The Big Rock Pub & Beer Garden: Where Golf Meets Live Music
Depending on the time of day golfers peel off the 18th green at Big Rock Golf Club at Indian Springs, and on their advance knowledge of what to expect when they get to the bar to settle up and have a pop or two, they might be stunned when they encounter an acoustic music set in the new Beer Garden, or a local band relishing the spotlight on the main stage, or a concert performance from a headlining rock and roll outfit.
Delighted … but stunned.
The fact that the golf course is named for the pub, rather than the other way around, is the first strong hint that something special might be on tap after a round here. The second is likely the logo, with a prominently-displayed electric guitar eclipsing a golf bag.
Both strongly imply that the Big Rock Pub is far from your average 19th hole. It’s really its own “thing” outside the golf course. From the time golfers pull into the parking lot until the time they drive away, they’ll see nothing to refute those implications.
Depending on which day they play, and what time they finish, a foursome could find themselves relaxing to recorded music on the sun-drenched back porch, or rocking and rolling to live music on the main stage in the pub proper. They’ll also discover that a half-busy night at Big Rock Pub still qualifies it as one of the hottest of Indio’s night-life hotspots.
The entire operation is the vision of Canadian Ken Hanna. A businessman from the Vancouver, B.C., area, Hanna bought the course and pub in 2016 and began transforming the pub space into the rock and roll heaven it is today.
The trip begins at the pub’s exterior entrance, where Elvis greets you outside and Bon Scott greets you inside. Be careful not to mentally fall into the piano hole just outside the front door. If you pass through the golf shop on your way to the pub, prepare your right ear for immediate action, for the main stage will be just to your right.
Once inside, guests’ senses are assaulted by sight, sound and fare. The main room, with the main stage and substantial bar serving a slew of beers on tap, is recognizable as a pub. But Hanna’s substantial collection of rock and roll memorabilia is pinned to the walls, highlighted by specialized lighting — neon tubes accent the wall displays, and the men’s room countertops feature glass cases underneath the sinks displaying guitars illuminated by black lights; an entertaining vision while maintaining proper hygiene.
There are massive murals paying tribute to music icons including Stevie Nicks, The Doors, The Eagles and Bob Seger and the Silver Bullet Band. There’s also plenty of dancing room in front of the main stage, where those feeling the music in their souls may physically express themselves.
From the restrooms to the Beer Garden, the front door to the back, the Big Rock Pub stays true to its rock theme. Even the menus go to the rock and roll extreme; when the wait staff appears at your four-top table with what appear to be four record albums, don’t wish you had a turntable with a spindle that allows for stacking platters.
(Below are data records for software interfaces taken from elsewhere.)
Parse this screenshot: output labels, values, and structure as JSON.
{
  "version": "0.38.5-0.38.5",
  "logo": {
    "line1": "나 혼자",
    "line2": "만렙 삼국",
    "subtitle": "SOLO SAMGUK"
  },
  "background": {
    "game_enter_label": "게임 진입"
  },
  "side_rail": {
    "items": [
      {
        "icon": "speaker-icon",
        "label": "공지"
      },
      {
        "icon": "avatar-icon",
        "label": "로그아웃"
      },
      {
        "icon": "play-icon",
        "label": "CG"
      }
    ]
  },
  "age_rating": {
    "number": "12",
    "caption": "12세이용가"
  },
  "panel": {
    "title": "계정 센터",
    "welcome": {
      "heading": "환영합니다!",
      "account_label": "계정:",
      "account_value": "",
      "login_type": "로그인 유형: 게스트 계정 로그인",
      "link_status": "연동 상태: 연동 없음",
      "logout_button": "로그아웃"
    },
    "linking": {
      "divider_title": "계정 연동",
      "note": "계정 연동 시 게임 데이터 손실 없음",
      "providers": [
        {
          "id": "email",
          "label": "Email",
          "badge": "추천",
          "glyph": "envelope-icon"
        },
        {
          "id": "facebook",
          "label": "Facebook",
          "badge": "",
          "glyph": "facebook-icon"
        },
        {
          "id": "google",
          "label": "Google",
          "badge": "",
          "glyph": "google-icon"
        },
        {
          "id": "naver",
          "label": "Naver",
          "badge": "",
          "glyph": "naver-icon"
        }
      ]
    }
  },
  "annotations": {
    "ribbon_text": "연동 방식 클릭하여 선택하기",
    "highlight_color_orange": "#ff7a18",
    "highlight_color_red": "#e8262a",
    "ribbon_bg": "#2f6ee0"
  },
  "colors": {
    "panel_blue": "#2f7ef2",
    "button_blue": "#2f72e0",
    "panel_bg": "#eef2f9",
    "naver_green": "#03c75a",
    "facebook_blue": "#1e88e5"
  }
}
Just open the gatefold cover to find the pub’s menu inside. (We got Frampton Comes Alive and Quicksilver Messenger Service covers on our visit.)
“Every piece of memorabilia you see here, (Ken) hung personally,” said Lisa Morgan, chief business development officer. “When he found out this place was for sale, he saw the potential in it and what it could be. The pub is actually designed after his personal man cave back in Canada. What you see here is just a giant version of what he’s got back home.”
An average week at the Big Rock Pub — well, there isn’t really an average week, but there is a schedule. Live music is offered Wednesdays, Fridays, Saturdays and Sundays, ranging from mellow acoustic performances on Sunday afternoons in the Beer Garden (opened in November) to wild, rocking Saturday nights in the main pub, patronized by locals in the know, golfers in the know and those pleasantly surprised golfers still caught up in the fun and excitement some five to seven hours after completing their rounds.
“We have regulars that will plan on playing Wednesday afternoons, because they know the music starts a little earlier (6 pm),” Morgan said.
“(On Wednesdays) it’ll just get packed in here with golfers, happy hour people, and residents who know there’s going to be music,” general manager Stephanie McCormack said. “It’s sort of like a perfect storm of all our demographics. We have everyone at once, and some stay all night.”